In the material below, find each line with the word "JSON" and list it.

▬▬▬

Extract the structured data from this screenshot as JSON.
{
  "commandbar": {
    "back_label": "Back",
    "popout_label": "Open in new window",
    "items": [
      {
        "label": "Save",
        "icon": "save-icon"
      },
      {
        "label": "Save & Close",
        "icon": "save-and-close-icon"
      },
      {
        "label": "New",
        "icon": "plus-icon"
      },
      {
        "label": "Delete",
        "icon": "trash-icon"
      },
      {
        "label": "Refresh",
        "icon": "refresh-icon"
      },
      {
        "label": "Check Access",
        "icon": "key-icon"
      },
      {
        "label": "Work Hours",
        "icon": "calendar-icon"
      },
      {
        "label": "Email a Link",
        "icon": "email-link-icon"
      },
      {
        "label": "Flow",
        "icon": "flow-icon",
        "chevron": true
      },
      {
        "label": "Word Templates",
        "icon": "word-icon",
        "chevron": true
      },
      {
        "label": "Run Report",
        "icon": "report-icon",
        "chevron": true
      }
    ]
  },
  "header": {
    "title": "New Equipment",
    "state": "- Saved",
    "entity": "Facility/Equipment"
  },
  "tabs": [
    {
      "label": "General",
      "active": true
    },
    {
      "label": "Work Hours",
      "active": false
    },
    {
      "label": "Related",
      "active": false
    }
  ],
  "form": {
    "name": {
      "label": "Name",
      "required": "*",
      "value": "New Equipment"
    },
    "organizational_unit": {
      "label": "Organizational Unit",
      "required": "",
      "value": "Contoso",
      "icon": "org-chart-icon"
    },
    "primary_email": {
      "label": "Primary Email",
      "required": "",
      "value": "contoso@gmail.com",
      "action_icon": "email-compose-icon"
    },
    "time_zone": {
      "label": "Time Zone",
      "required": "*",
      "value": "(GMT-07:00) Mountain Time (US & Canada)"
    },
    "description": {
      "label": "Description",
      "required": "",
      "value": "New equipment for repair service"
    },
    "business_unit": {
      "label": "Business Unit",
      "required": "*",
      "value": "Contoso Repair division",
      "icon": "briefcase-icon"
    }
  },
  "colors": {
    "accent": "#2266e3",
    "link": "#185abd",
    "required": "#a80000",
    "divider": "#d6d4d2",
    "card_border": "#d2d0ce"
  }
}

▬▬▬

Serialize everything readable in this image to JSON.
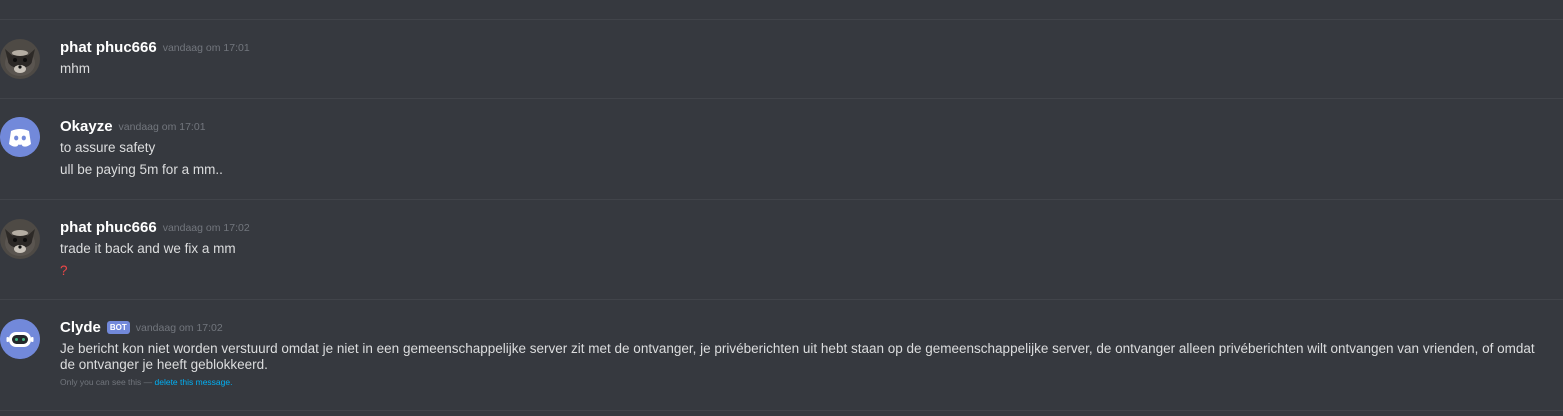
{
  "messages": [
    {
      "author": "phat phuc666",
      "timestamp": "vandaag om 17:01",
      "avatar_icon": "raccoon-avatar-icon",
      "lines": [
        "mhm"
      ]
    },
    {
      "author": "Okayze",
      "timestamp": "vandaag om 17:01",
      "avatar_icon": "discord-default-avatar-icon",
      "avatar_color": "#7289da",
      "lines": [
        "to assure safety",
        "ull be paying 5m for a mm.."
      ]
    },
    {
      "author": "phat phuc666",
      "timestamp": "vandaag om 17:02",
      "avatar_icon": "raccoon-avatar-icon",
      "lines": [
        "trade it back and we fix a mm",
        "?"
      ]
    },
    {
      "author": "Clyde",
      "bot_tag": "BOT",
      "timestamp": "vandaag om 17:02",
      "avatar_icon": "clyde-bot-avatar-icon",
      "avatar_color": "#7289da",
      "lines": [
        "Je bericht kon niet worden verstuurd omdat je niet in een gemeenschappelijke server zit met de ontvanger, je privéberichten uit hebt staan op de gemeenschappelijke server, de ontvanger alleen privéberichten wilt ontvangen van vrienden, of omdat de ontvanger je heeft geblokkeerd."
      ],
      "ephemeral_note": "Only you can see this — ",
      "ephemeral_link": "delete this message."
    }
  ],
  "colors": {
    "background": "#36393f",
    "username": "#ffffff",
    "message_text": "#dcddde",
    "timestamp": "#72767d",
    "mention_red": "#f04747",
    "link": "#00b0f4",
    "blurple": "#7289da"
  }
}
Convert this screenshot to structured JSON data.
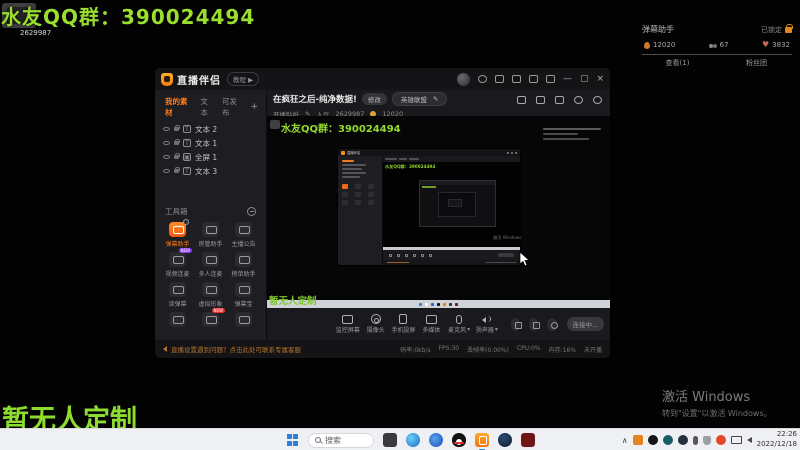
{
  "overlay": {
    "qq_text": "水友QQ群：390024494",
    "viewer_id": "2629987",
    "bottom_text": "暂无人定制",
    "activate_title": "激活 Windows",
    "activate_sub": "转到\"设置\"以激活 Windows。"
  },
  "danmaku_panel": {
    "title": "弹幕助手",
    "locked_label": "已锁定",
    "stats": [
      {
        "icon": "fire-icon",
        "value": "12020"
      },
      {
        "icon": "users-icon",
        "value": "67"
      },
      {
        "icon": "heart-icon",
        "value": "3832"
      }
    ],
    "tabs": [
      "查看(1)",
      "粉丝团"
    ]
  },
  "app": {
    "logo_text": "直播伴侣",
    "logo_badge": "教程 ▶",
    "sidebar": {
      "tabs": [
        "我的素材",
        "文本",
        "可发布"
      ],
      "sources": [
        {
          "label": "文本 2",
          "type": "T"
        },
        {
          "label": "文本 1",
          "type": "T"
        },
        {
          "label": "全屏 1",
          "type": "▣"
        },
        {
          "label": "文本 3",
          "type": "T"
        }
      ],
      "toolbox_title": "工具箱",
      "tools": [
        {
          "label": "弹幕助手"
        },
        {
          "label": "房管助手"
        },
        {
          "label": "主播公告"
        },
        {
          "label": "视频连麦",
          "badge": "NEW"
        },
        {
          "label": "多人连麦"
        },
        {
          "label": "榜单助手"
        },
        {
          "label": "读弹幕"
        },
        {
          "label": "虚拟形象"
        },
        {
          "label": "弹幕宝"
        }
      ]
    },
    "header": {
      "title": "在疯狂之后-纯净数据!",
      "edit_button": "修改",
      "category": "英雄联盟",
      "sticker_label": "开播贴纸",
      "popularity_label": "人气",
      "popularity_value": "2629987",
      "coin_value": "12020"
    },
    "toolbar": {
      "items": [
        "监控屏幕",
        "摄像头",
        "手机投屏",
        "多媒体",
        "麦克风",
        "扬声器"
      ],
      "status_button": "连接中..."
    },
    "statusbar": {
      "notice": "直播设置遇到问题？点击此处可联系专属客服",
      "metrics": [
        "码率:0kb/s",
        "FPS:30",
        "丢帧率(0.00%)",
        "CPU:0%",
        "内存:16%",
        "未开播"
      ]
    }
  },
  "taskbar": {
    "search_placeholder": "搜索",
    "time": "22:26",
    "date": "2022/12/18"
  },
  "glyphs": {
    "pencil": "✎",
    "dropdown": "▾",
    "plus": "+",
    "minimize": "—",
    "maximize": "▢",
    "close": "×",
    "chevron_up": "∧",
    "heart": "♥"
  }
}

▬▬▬

• _Your solution_
Extract the structured data from this screenshot as JSON.
Serialize everything readable in this image to JSON.
Convert this screenshot to structured JSON data.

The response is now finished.